Return each record unchanged and drop the images.

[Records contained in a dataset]
_ _ _ _

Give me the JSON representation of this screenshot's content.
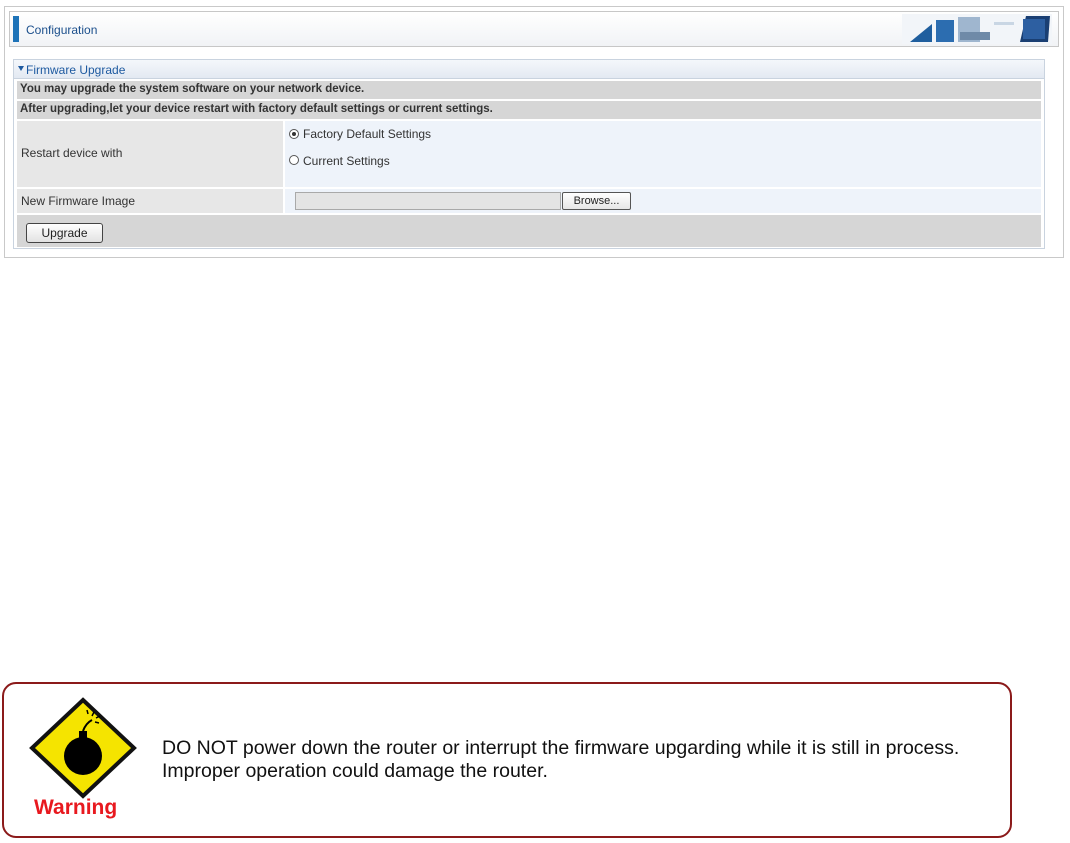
{
  "header": {
    "title": "Configuration"
  },
  "panel": {
    "title": "Firmware Upgrade",
    "info_lines": [
      "You may upgrade the system software on your network device.",
      "After upgrading,let your device restart with factory default settings or current settings."
    ],
    "restart_label": "Restart device with",
    "options": [
      {
        "label": "Factory Default Settings",
        "checked": true
      },
      {
        "label": "Current Settings",
        "checked": false
      }
    ],
    "firmware_label": "New Firmware Image",
    "firmware_value": "",
    "browse_label": "Browse...",
    "upgrade_label": "Upgrade"
  },
  "warning": {
    "caption": "Warning",
    "text": "DO NOT power down the router or interrupt the firmware upgarding while it is still in process. Improper operation could damage the router.",
    "icon": "bomb-warning-icon",
    "colors": {
      "border": "#8b1a1a",
      "caption": "#e8191f",
      "sign": "#f5e400"
    }
  }
}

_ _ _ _

— Written solution —
Give me the JSON representation of this screenshot's content.
{
  "header": {
    "title": "Configuration"
  },
  "panel": {
    "title": "Firmware Upgrade",
    "info_lines": [
      "You may upgrade the system software on your network device.",
      "After upgrading,let your device restart with factory default settings or current settings."
    ],
    "restart_label": "Restart device with",
    "options": [
      {
        "label": "Factory Default Settings",
        "checked": true
      },
      {
        "label": "Current Settings",
        "checked": false
      }
    ],
    "firmware_label": "New Firmware Image",
    "firmware_value": "",
    "browse_label": "Browse...",
    "upgrade_label": "Upgrade"
  },
  "warning": {
    "caption": "Warning",
    "text": "DO NOT power down the router or interrupt the firmware upgarding while it is still in process. Improper operation could damage the router.",
    "icon": "bomb-warning-icon",
    "colors": {
      "border": "#8b1a1a",
      "caption": "#e8191f",
      "sign": "#f5e400"
    }
  }
}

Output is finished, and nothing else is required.